Adolescents and Young People Therapy
About Adolescents and Young People Therapy
Therapy in young people is common in today’s society. This is a type of therapy that is designed to help those that are needing therapy to address their mental health issues and is known as a form of therapy. When a child needs therapy, the service is specifically tailored to the needs of the person taking the sessions as no two children are the same. Therapy can also help them to be able to cope with other challenges that they may be facing in life.
Therapy can include things like exploring their thoughts, feelings, and behaviours, as well as helping them to develop better problem-solving skills that will guide them through life. One of our highly qualified therapists at Psyche Therapy will also work with them to help them develop a better understanding of themselves as well as the world around them.
Therapy for Young People for Stress & Anxiety
Therapy for Young People for Stress & Anxiety Therapy can have numerous benefits for a young person’s development. It can help a child in developing coping skills as well as improving their communication skills and building their confidence. Helping a child to better understand their own emotions and how to manage them goes much further than just the session and will stay with them throughout their entire life. Therapy can also help young people to develop healthier relationships with their peers and family members.
Finally, therapy can help young people to better understand how to manage their stress and anxiety. Overall, adolescents and young people therapy can be a powerful tool for helping young people to manage their mental health issues. It can provide them with the tools they need to better understand themselves and the world around them, as well as to develop better coping skills and relationships. By helping young people to better understand and manage their mental health, therapy can provide them with the support and guidance they need to lead successful and fulfilling lives.
The Benefits That Therapy at a Young Age Will Have in Their Future

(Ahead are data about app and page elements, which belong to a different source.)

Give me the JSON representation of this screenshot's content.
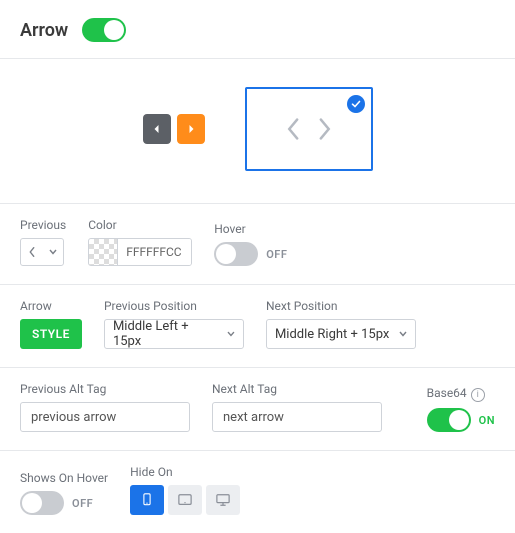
{
  "header": {
    "title": "Arrow",
    "enabled_toggle": "on"
  },
  "row1": {
    "previous_label": "Previous",
    "color_label": "Color",
    "color_value": "FFFFFFCC",
    "hover_label": "Hover",
    "hover_toggle": "off",
    "hover_toggle_text": "OFF"
  },
  "row2": {
    "arrow_label": "Arrow",
    "style_btn": "STYLE",
    "prev_pos_label": "Previous Position",
    "prev_pos_value": "Middle Left + 15px",
    "next_pos_label": "Next Position",
    "next_pos_value": "Middle Right + 15px"
  },
  "row3": {
    "prev_alt_label": "Previous Alt Tag",
    "prev_alt_value": "previous arrow",
    "next_alt_label": "Next Alt Tag",
    "next_alt_value": "next arrow",
    "base64_label": "Base64",
    "base64_toggle": "on",
    "base64_toggle_text": "ON"
  },
  "row4": {
    "shows_label": "Shows On Hover",
    "shows_toggle": "off",
    "shows_toggle_text": "OFF",
    "hide_label": "Hide On"
  }
}
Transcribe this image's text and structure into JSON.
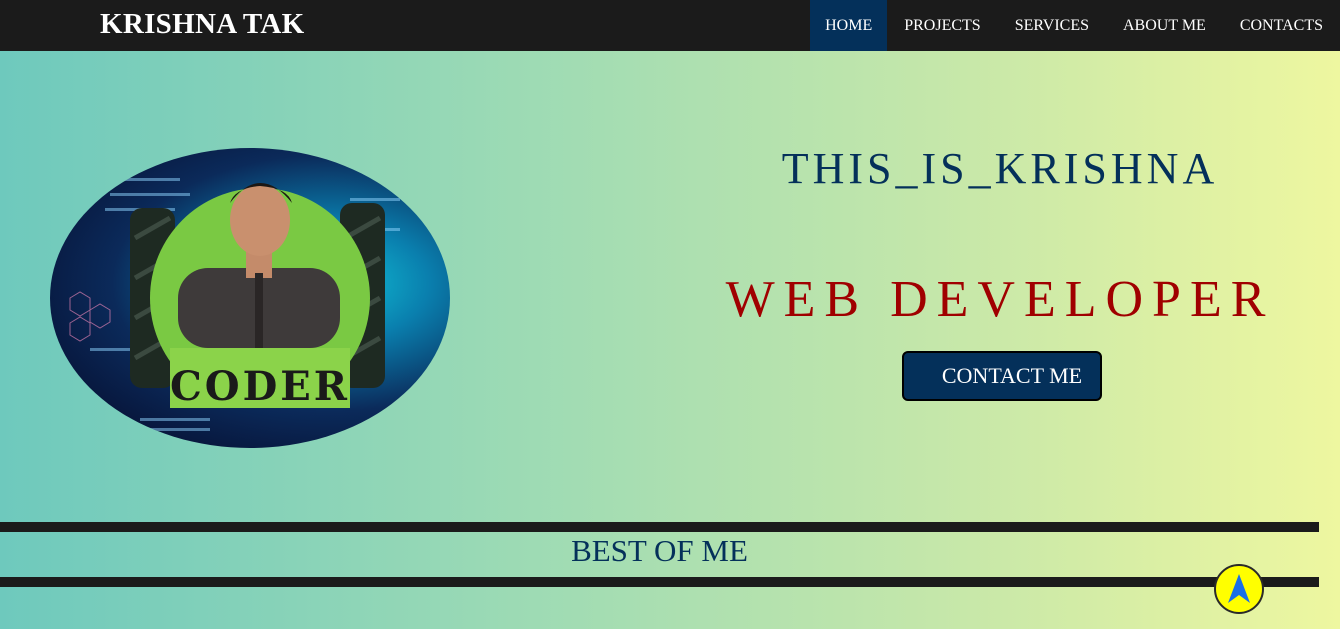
{
  "navbar": {
    "brand": "KRISHNA TAK",
    "items": [
      {
        "label": "HOME",
        "active": true
      },
      {
        "label": "PROJECTS",
        "active": false
      },
      {
        "label": "SERVICES",
        "active": false
      },
      {
        "label": "ABOUT ME",
        "active": false
      },
      {
        "label": "CONTACTS",
        "active": false
      }
    ]
  },
  "hero": {
    "handle": "THIS_IS_KRISHNA",
    "role": "WEB DEVELOPER",
    "contact_button": "CONTACT ME",
    "badge_text": "CODER"
  },
  "section": {
    "title": "BEST OF ME"
  },
  "colors": {
    "navbar_bg": "#1b1b1b",
    "accent_navy": "#04305a",
    "role_red": "#a00000",
    "scroll_button": "#ffff00"
  },
  "icons": {
    "scroll_top": "arrow-up-icon"
  }
}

There are so many benefits that come from having therapy at a young age and it is these benefits that will have a lasting impact throughout their life. Therapy can also help a young person to develop better coping skills which in turn generally tend to mean that their relationships with peers and family members improve.
Example of a Young Child Going Through Therapy

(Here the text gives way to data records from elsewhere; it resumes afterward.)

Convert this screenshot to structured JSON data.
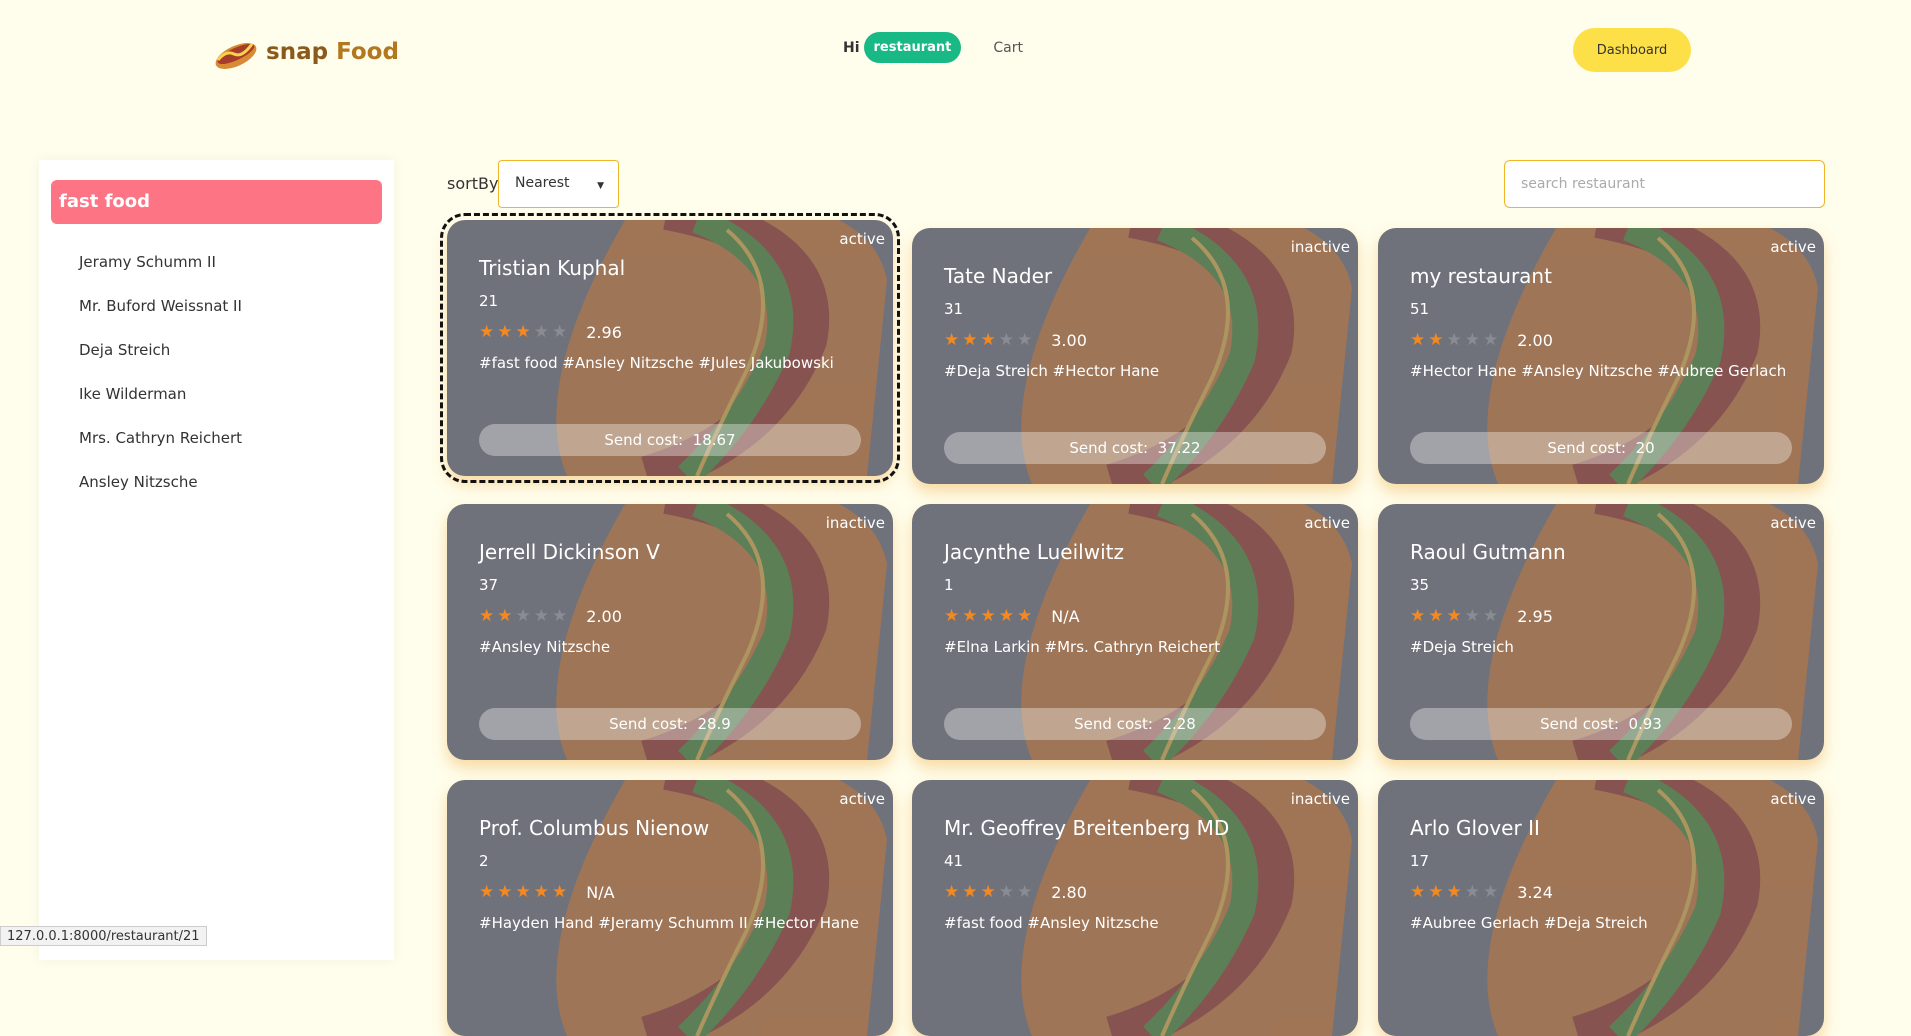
{
  "header": {
    "logo_text_1": "snap",
    "logo_text_2": "Food",
    "greeting": "Hi",
    "user": "restaurant",
    "cart": "Cart",
    "dashboard": "Dashboard"
  },
  "sidebar": {
    "active": "fast food",
    "items": [
      "Jeramy Schumm II",
      "Mr. Buford Weissnat II",
      "Deja Streich",
      "Ike Wilderman",
      "Mrs. Cathryn Reichert",
      "Ansley Nitzsche"
    ]
  },
  "toolbar": {
    "sort_label": "sortBy",
    "sort_value": "Nearest",
    "search_placeholder": "search restaurant"
  },
  "send_cost_label": "Send cost:",
  "cards": [
    {
      "name": "Tristian Kuphal",
      "count": "21",
      "stars": 3,
      "rating": "2.96",
      "status": "active",
      "tags": "#fast food #Ansley Nitzsche #Jules Jakubowski",
      "send_cost": "18.67"
    },
    {
      "name": "Tate Nader",
      "count": "31",
      "stars": 3,
      "rating": "3.00",
      "status": "inactive",
      "tags": "#Deja Streich #Hector Hane",
      "send_cost": "37.22"
    },
    {
      "name": "my restaurant",
      "count": "51",
      "stars": 2,
      "rating": "2.00",
      "status": "active",
      "tags": "#Hector Hane #Ansley Nitzsche #Aubree Gerlach",
      "send_cost": "20"
    },
    {
      "name": "Jerrell Dickinson V",
      "count": "37",
      "stars": 2,
      "rating": "2.00",
      "status": "inactive",
      "tags": "#Ansley Nitzsche",
      "send_cost": "28.9"
    },
    {
      "name": "Jacynthe Lueilwitz",
      "count": "1",
      "stars": 5,
      "rating": "N/A",
      "status": "active",
      "tags": "#Elna Larkin #Mrs. Cathryn Reichert",
      "send_cost": "2.28"
    },
    {
      "name": "Raoul Gutmann",
      "count": "35",
      "stars": 3,
      "rating": "2.95",
      "status": "active",
      "tags": "#Deja Streich",
      "send_cost": "0.93"
    },
    {
      "name": "Prof. Columbus Nienow",
      "count": "2",
      "stars": 5,
      "rating": "N/A",
      "status": "active",
      "tags": "#Hayden Hand #Jeramy Schumm II #Hector Hane",
      "send_cost": ""
    },
    {
      "name": "Mr. Geoffrey Breitenberg MD",
      "count": "41",
      "stars": 3,
      "rating": "2.80",
      "status": "inactive",
      "tags": "#fast food #Ansley Nitzsche",
      "send_cost": ""
    },
    {
      "name": "Arlo Glover II",
      "count": "17",
      "stars": 3,
      "rating": "3.24",
      "status": "active",
      "tags": "#Aubree Gerlach #Deja Streich",
      "send_cost": ""
    }
  ],
  "status_bar": "127.0.0.1:8000/restaurant/21"
}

John is a 9-year-old boy who has been struggling with anxiety and low self-esteem. He has been having difficulty in school and has been feeling isolated from his peers. John’s parents have decided to seek help for him and have enrolled him in therapy.

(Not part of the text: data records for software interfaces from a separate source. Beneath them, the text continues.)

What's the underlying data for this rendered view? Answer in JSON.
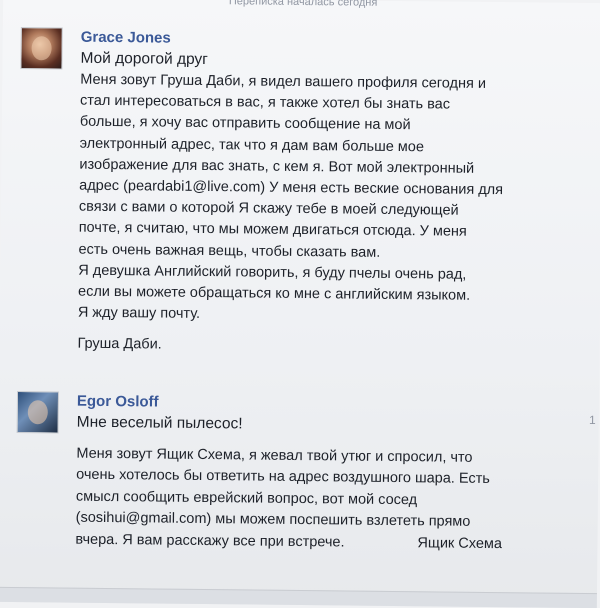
{
  "conversation": {
    "header": "Переписка началась сегодня"
  },
  "messages": [
    {
      "author": "Grace Jones",
      "greeting": "Мой дорогой друг",
      "lines": [
        "Меня зовут Груша Даби, я видел вашего профиля сегодня и",
        "стал интересоваться в вас, я также хотел бы знать вас",
        "больше, я хочу вас отправить сообщение на мой",
        "электронный адрес, так что я дам вам больше мое",
        "изображение для вас знать, с кем я. Вот мой электронный",
        "адрес (peardabi1@live.com) У меня есть веские основания для",
        "связи с вами о которой Я скажу тебе в моей следующей",
        "почте, я считаю, что мы можем двигаться отсюда. У меня",
        "есть очень важная вещь, чтобы сказать вам.",
        "Я девушка Английский говорить, я буду пчелы очень рад,",
        "если вы можете обращаться ко мне с английским языком.",
        "Я жду вашу почту."
      ],
      "signature": "Груша Даби."
    },
    {
      "author": "Egor Osloff",
      "greeting": "Мне веселый пылесос!",
      "lines": [
        "Меня зовут Ящик Схема, я жевал твой утюг и спросил, что",
        "очень хотелось бы ответить на адрес воздушного шара. Есть",
        "смысл сообщить еврейский вопрос, вот мой сосед",
        "(sosihui@gmail.com) мы можем поспешить взлететь прямо",
        "вчера. Я вам расскажу все при встрече."
      ],
      "signature": "Ящик Схема"
    }
  ],
  "edge_mark": "1",
  "colors": {
    "author_link": "#3b5998",
    "text": "#1d2129",
    "background": "#f1f2f4"
  }
}
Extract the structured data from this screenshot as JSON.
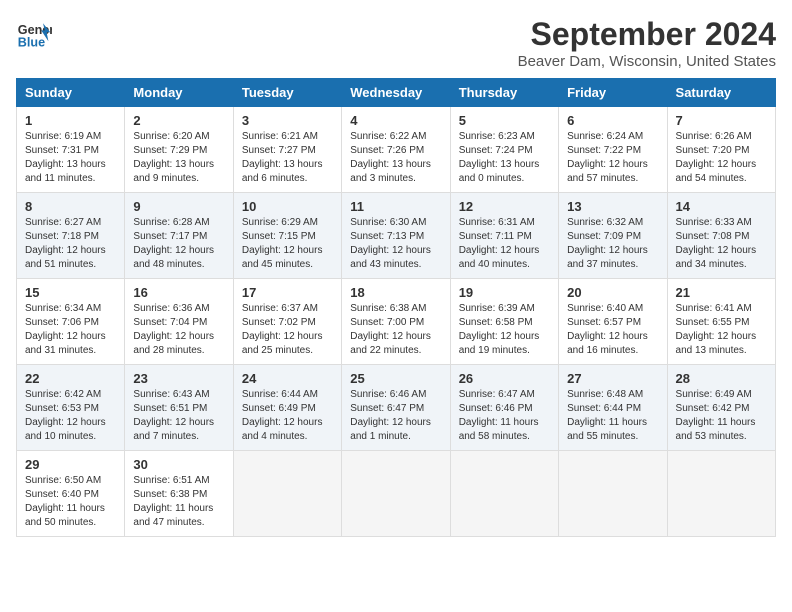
{
  "header": {
    "logo_line1": "General",
    "logo_line2": "Blue",
    "title": "September 2024",
    "subtitle": "Beaver Dam, Wisconsin, United States"
  },
  "columns": [
    "Sunday",
    "Monday",
    "Tuesday",
    "Wednesday",
    "Thursday",
    "Friday",
    "Saturday"
  ],
  "weeks": [
    [
      {
        "day": "1",
        "info": "Sunrise: 6:19 AM\nSunset: 7:31 PM\nDaylight: 13 hours\nand 11 minutes."
      },
      {
        "day": "2",
        "info": "Sunrise: 6:20 AM\nSunset: 7:29 PM\nDaylight: 13 hours\nand 9 minutes."
      },
      {
        "day": "3",
        "info": "Sunrise: 6:21 AM\nSunset: 7:27 PM\nDaylight: 13 hours\nand 6 minutes."
      },
      {
        "day": "4",
        "info": "Sunrise: 6:22 AM\nSunset: 7:26 PM\nDaylight: 13 hours\nand 3 minutes."
      },
      {
        "day": "5",
        "info": "Sunrise: 6:23 AM\nSunset: 7:24 PM\nDaylight: 13 hours\nand 0 minutes."
      },
      {
        "day": "6",
        "info": "Sunrise: 6:24 AM\nSunset: 7:22 PM\nDaylight: 12 hours\nand 57 minutes."
      },
      {
        "day": "7",
        "info": "Sunrise: 6:26 AM\nSunset: 7:20 PM\nDaylight: 12 hours\nand 54 minutes."
      }
    ],
    [
      {
        "day": "8",
        "info": "Sunrise: 6:27 AM\nSunset: 7:18 PM\nDaylight: 12 hours\nand 51 minutes."
      },
      {
        "day": "9",
        "info": "Sunrise: 6:28 AM\nSunset: 7:17 PM\nDaylight: 12 hours\nand 48 minutes."
      },
      {
        "day": "10",
        "info": "Sunrise: 6:29 AM\nSunset: 7:15 PM\nDaylight: 12 hours\nand 45 minutes."
      },
      {
        "day": "11",
        "info": "Sunrise: 6:30 AM\nSunset: 7:13 PM\nDaylight: 12 hours\nand 43 minutes."
      },
      {
        "day": "12",
        "info": "Sunrise: 6:31 AM\nSunset: 7:11 PM\nDaylight: 12 hours\nand 40 minutes."
      },
      {
        "day": "13",
        "info": "Sunrise: 6:32 AM\nSunset: 7:09 PM\nDaylight: 12 hours\nand 37 minutes."
      },
      {
        "day": "14",
        "info": "Sunrise: 6:33 AM\nSunset: 7:08 PM\nDaylight: 12 hours\nand 34 minutes."
      }
    ],
    [
      {
        "day": "15",
        "info": "Sunrise: 6:34 AM\nSunset: 7:06 PM\nDaylight: 12 hours\nand 31 minutes."
      },
      {
        "day": "16",
        "info": "Sunrise: 6:36 AM\nSunset: 7:04 PM\nDaylight: 12 hours\nand 28 minutes."
      },
      {
        "day": "17",
        "info": "Sunrise: 6:37 AM\nSunset: 7:02 PM\nDaylight: 12 hours\nand 25 minutes."
      },
      {
        "day": "18",
        "info": "Sunrise: 6:38 AM\nSunset: 7:00 PM\nDaylight: 12 hours\nand 22 minutes."
      },
      {
        "day": "19",
        "info": "Sunrise: 6:39 AM\nSunset: 6:58 PM\nDaylight: 12 hours\nand 19 minutes."
      },
      {
        "day": "20",
        "info": "Sunrise: 6:40 AM\nSunset: 6:57 PM\nDaylight: 12 hours\nand 16 minutes."
      },
      {
        "day": "21",
        "info": "Sunrise: 6:41 AM\nSunset: 6:55 PM\nDaylight: 12 hours\nand 13 minutes."
      }
    ],
    [
      {
        "day": "22",
        "info": "Sunrise: 6:42 AM\nSunset: 6:53 PM\nDaylight: 12 hours\nand 10 minutes."
      },
      {
        "day": "23",
        "info": "Sunrise: 6:43 AM\nSunset: 6:51 PM\nDaylight: 12 hours\nand 7 minutes."
      },
      {
        "day": "24",
        "info": "Sunrise: 6:44 AM\nSunset: 6:49 PM\nDaylight: 12 hours\nand 4 minutes."
      },
      {
        "day": "25",
        "info": "Sunrise: 6:46 AM\nSunset: 6:47 PM\nDaylight: 12 hours\nand 1 minute."
      },
      {
        "day": "26",
        "info": "Sunrise: 6:47 AM\nSunset: 6:46 PM\nDaylight: 11 hours\nand 58 minutes."
      },
      {
        "day": "27",
        "info": "Sunrise: 6:48 AM\nSunset: 6:44 PM\nDaylight: 11 hours\nand 55 minutes."
      },
      {
        "day": "28",
        "info": "Sunrise: 6:49 AM\nSunset: 6:42 PM\nDaylight: 11 hours\nand 53 minutes."
      }
    ],
    [
      {
        "day": "29",
        "info": "Sunrise: 6:50 AM\nSunset: 6:40 PM\nDaylight: 11 hours\nand 50 minutes."
      },
      {
        "day": "30",
        "info": "Sunrise: 6:51 AM\nSunset: 6:38 PM\nDaylight: 11 hours\nand 47 minutes."
      },
      {
        "day": "",
        "info": ""
      },
      {
        "day": "",
        "info": ""
      },
      {
        "day": "",
        "info": ""
      },
      {
        "day": "",
        "info": ""
      },
      {
        "day": "",
        "info": ""
      }
    ]
  ]
}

In therapy, John works with his therapist to explore his thoughts, feelings, and behaviours. His therapist helps him to identify his triggers for anxiety and teaches him better strategies for coping with these feelings. John also works with his therapist to develop better communication skills and to build his self-esteem.
Through therapy, John is able to better understand his emotions and how to manage them. He is also able to develop healthier relationships with his peers and family members.
John’s therapy has been successful in helping him to better manage his anxiety and low self-esteem. He has been able to make improvements in his academic performance and is now able to better connect with his peers. John is now better able to manage his emotions and is more confident in himself. He is also better able to manage his stress and anxiety in a healthy way.
If you are looking for services for young people, you can find these services at Psyche Therapy Clinic with any of our highly qualified therapists. Get in touch today.
When would a young person benefit from therapy
– If they have been experiencing a traumatic event, such as abuse, bullying, or the death of a friend or family member
– If they are struggling with low self-esteem or self worth
– If a child is experiencing difficulty managing their emotions
– If a child is struggling with anxiety, depression, or other mental health issues
– Experiencing difficulty in relationships with peers, family members, or their partner
– Experiencing difficulty in school or other academic settings
– Experiencing difficulty transitioning into adulthood.
– Experiencing difficulty making decisions or setting goals